trained, equipped, and employed to recover isolated personnel or
provide direct support to assets conducting CSAR operations.
"CSAR-capable" assets specifically tasked to conduct CSAR
operations by a joint force commander or other appropriate
authority are included in this category.
The point at which a force no longer has the capability to
continue its form of operations, offense or defense. a. In the
offense, the point at which continuing the attack is no longer
possible and the force must consider reverting to a defensive
posture or attempting an operational pause. b. In the defense,
the point at which counteroffensive action is no longer
A deliberate and calculated association with a person for
the purpose of recruitment, obtaining information, or gaining
control for these or other purposes.
A feature of the terrain that has been constructed
by man. Included are such items as roads, buildings, and canals;
boundary lines; and, in a broad sense, all names and legends on
Weight of a ground vehicle including fuel, lubricants,
coolant, and on-vehicle materiel, excluding cargo and operating
A body of water moving in a certain direction and caused
by wind and density differences in water. The effects of a
current are modified by water depth, underwater topography,
basin shape, land masses, and deflection from the earth's

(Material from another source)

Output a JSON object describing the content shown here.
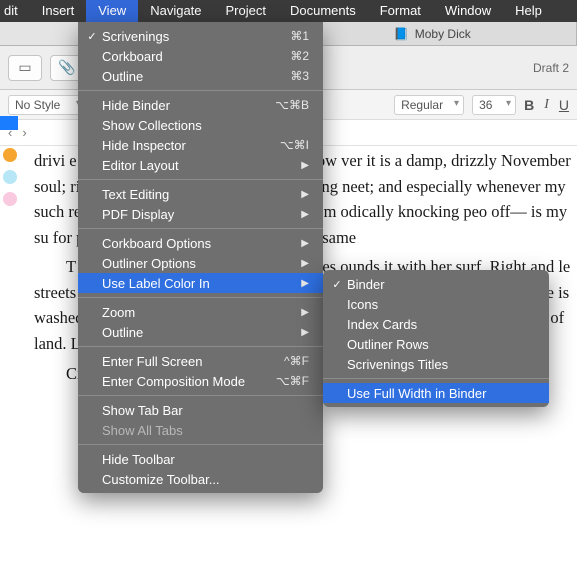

The force that exists today. The current force represents
actual force structure and/or manning available to meet present
contingencies. It is the basis for operations and contingency
plans and orders. See also force; Intermediate Force Planning
Level; Programmed Forces.
One of two categories of descriptive intelligence that is
concerned with describing the existing situation.
Deep water movements caused by tides or seasonal changes
in ocean water level.
A water movement that flows from the beach through the
surf zone in swiftly moving narrow channels. See also surf zone.
curve of pursuit
The curved path described by a fighter plane making
an attack on a moving target while holding the proper aiming
Ridges of beach material extending seaward from the beach
face with intervening troughs.
custodian of postal effects
Members of the US Armed Forces or Department of Defense
civilian employees accountable for administration of the postal
effects entrusted to them by the United States Postal Service.
Civilian custodians of postal effects are supervised by the
members of the US Armed Forces. Also called COPE.
1. The responsibility for the control of, transfer and
movement of, and access to, weapons and components. Custody also
includes the maintenance of accountability for weapons and
components. 2. Temporary restraint of a person.
The ship in a replenishment unit that receives the
transferred personnel and/or supplies.
customer wait time
The total elapsed time between issuance of a customer
order and satisfaction of that order. Also called CWT.
Customs Over-The-Horizon Enforcement Network
US Customs Service long-range voice communications system.
Also called COTHEN.
The deliberate shutting off of a reaction engine.
An attack that provides a direct vector from the
interceptor's position to an intercept point with the target
The velocity attained by a missile at the point of
An intermediary or device used to obviate direct contact
between members of a clandestine organization.
1. In naval mine warfare, a device fitted to a sweep
wire to cut or part the moorings of mines or obstructors; it may
also be fitted in the mooring of a mine or obstructor to part a
sweep. 2. (DOD only) Coast Guard watercraft 65 feet long or
larger. See also mine warfare; watercraft.
A charge which produces a cutting effect in line
with its plane of symmetry
Measures to identify, penetrate, or neutralize
foreignoperations that use cyber means as the primary tradecraft
methodology, as well as foreign intelligence service
collectionefforts that use traditional methods to gauge cyber
capabilities and intentions. See also counterintelligence.
The notional environment in which digitized information is
communicated over computer networks.
The notional environment in which digitized information is
communicated over computer networks.